Restate the whole of the data verbatim, omitting nothing.

++++ Records for the exercise ++++

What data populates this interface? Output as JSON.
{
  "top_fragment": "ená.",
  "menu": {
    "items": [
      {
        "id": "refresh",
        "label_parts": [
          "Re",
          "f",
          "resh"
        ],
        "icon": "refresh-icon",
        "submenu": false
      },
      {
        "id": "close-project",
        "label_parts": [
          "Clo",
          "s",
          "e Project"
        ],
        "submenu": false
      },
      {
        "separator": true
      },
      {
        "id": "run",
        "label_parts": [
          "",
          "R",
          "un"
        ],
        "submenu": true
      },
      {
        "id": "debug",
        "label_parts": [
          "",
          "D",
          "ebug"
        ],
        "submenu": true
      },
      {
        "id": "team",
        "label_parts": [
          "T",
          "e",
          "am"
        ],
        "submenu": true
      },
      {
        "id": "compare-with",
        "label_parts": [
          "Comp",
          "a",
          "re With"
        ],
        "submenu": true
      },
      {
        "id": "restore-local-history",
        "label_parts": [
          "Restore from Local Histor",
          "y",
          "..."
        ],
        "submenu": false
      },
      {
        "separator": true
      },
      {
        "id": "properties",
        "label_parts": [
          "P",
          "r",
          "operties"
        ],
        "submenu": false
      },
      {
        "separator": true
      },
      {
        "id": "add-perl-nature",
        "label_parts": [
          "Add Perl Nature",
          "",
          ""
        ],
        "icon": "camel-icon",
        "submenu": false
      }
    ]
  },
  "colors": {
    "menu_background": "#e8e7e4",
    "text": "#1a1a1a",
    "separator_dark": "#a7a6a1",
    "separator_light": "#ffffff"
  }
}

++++

* [Result for this exercise]:
What data populates this interface? Output as JSON.
{
  "top_fragment": "ená.",
  "menu": {
    "items": [
      {
        "id": "refresh",
        "label_parts": [
          "Re",
          "f",
          "resh"
        ],
        "icon": "refresh-icon",
        "submenu": false
      },
      {
        "id": "close-project",
        "label_parts": [
          "Clo",
          "s",
          "e Project"
        ],
        "submenu": false
      },
      {
        "separator": true
      },
      {
        "id": "run",
        "label_parts": [
          "",
          "R",
          "un"
        ],
        "submenu": true
      },
      {
        "id": "debug",
        "label_parts": [
          "",
          "D",
          "ebug"
        ],
        "submenu": true
      },
      {
        "id": "team",
        "label_parts": [
          "T",
          "e",
          "am"
        ],
        "submenu": true
      },
      {
        "id": "compare-with",
        "label_parts": [
          "Comp",
          "a",
          "re With"
        ],
        "submenu": true
      },
      {
        "id": "restore-local-history",
        "label_parts": [
          "Restore from Local Histor",
          "y",
          "..."
        ],
        "submenu": false
      },
      {
        "separator": true
      },
      {
        "id": "properties",
        "label_parts": [
          "P",
          "r",
          "operties"
        ],
        "submenu": false
      },
      {
        "separator": true
      },
      {
        "id": "add-perl-nature",
        "label_parts": [
          "Add Perl Nature",
          "",
          ""
        ],
        "icon": "camel-icon",
        "submenu": false
      }
    ]
  },
  "colors": {
    "menu_background": "#e8e7e4",
    "text": "#1a1a1a",
    "separator_dark": "#a7a6a1",
    "separator_light": "#ffffff"
  }
}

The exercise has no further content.